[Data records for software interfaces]
####

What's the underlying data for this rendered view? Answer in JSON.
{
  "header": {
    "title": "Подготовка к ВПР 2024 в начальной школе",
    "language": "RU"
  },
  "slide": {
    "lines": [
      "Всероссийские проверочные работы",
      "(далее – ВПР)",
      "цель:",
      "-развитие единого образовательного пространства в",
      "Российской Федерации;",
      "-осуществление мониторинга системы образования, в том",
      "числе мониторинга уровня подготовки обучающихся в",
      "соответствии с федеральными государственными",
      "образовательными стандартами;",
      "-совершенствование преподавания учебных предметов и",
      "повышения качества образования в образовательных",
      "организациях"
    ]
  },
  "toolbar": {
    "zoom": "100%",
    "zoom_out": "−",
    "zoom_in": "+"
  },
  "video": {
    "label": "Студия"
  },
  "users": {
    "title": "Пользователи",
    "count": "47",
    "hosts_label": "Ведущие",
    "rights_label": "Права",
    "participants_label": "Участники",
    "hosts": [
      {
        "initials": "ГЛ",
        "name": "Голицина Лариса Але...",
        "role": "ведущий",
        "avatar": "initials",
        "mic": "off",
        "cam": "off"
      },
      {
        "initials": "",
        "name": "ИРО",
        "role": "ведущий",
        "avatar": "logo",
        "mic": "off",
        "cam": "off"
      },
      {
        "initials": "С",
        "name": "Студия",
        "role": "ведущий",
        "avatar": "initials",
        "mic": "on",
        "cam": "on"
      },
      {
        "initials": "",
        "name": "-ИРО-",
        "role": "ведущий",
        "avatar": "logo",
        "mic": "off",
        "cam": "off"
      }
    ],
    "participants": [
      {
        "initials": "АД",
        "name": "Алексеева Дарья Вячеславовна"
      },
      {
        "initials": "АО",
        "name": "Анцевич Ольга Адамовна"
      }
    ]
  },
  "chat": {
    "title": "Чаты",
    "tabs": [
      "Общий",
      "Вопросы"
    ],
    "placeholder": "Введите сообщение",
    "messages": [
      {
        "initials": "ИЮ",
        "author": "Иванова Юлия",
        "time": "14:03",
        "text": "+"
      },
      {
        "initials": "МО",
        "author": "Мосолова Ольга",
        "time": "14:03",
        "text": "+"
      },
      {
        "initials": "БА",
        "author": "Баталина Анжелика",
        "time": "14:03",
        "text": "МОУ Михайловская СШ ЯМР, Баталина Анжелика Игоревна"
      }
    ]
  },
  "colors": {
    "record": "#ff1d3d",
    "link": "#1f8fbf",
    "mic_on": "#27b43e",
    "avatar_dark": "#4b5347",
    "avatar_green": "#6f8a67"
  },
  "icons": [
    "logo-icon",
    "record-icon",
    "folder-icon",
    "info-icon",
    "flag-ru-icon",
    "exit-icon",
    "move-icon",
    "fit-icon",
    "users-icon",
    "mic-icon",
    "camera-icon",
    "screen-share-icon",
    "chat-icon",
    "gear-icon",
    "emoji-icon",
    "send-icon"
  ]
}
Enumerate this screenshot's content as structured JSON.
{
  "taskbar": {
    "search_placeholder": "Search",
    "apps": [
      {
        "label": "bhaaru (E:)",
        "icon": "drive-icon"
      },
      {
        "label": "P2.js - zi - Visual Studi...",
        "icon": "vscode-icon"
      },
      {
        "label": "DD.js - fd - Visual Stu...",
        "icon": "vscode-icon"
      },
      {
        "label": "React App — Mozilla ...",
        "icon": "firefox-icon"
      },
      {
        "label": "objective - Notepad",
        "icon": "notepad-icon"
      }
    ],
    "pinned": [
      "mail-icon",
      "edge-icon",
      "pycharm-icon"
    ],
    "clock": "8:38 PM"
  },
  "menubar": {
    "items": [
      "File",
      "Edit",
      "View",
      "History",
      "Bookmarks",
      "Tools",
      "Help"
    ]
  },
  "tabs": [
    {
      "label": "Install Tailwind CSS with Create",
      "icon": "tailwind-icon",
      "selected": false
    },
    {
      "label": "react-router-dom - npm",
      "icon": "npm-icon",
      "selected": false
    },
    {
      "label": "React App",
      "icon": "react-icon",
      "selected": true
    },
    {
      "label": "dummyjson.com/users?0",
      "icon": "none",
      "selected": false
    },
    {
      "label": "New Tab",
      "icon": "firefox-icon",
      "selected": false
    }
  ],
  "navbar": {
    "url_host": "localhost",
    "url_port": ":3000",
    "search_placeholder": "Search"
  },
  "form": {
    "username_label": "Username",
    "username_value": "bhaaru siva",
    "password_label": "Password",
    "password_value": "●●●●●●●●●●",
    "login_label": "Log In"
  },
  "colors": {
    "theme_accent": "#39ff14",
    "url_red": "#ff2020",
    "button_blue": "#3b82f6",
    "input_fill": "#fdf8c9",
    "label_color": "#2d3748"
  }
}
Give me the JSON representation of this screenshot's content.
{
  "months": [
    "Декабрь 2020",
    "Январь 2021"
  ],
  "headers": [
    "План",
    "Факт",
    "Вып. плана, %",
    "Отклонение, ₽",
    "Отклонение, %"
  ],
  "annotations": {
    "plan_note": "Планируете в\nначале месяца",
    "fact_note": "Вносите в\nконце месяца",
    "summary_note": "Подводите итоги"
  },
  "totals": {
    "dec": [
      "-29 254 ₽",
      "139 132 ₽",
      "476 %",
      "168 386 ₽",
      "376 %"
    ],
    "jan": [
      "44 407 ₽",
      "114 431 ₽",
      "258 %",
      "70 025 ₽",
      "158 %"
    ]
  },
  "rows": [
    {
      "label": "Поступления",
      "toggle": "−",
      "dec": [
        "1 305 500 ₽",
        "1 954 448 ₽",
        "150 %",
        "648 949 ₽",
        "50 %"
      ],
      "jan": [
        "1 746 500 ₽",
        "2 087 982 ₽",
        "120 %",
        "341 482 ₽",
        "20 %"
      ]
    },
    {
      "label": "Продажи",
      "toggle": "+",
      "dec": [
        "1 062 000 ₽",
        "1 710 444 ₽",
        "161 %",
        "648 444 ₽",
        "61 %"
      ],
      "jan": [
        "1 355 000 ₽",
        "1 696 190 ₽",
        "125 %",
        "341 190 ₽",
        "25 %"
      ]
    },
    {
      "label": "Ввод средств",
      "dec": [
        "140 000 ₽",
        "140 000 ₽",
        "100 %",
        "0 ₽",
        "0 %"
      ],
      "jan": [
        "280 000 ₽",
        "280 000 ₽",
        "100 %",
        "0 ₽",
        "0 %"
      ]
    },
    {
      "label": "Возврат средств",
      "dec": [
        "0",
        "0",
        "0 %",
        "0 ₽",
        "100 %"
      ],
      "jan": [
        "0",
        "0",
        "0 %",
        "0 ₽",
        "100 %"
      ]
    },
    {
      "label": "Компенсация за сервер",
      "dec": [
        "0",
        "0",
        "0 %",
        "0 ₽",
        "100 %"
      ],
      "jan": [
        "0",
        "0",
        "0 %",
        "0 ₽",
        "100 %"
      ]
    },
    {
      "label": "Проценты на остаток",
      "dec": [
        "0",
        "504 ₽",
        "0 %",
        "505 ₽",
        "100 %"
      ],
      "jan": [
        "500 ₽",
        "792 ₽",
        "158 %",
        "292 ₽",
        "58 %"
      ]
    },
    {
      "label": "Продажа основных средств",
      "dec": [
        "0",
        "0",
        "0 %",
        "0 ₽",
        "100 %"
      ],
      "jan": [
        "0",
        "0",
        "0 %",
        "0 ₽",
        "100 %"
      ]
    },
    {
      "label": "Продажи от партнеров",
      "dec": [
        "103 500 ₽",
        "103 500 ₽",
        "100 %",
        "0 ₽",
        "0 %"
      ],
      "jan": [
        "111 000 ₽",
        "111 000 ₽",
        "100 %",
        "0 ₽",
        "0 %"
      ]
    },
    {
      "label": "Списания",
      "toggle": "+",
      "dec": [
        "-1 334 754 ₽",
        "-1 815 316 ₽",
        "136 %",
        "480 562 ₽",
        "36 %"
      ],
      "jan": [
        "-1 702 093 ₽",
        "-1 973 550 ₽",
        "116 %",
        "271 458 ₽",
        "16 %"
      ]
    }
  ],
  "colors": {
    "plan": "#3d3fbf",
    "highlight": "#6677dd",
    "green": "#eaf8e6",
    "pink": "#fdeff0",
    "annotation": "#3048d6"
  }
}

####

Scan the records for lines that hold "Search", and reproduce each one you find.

§ Response to the task:
    "search_placeholder": "Search",
    "search_placeholder": "Search"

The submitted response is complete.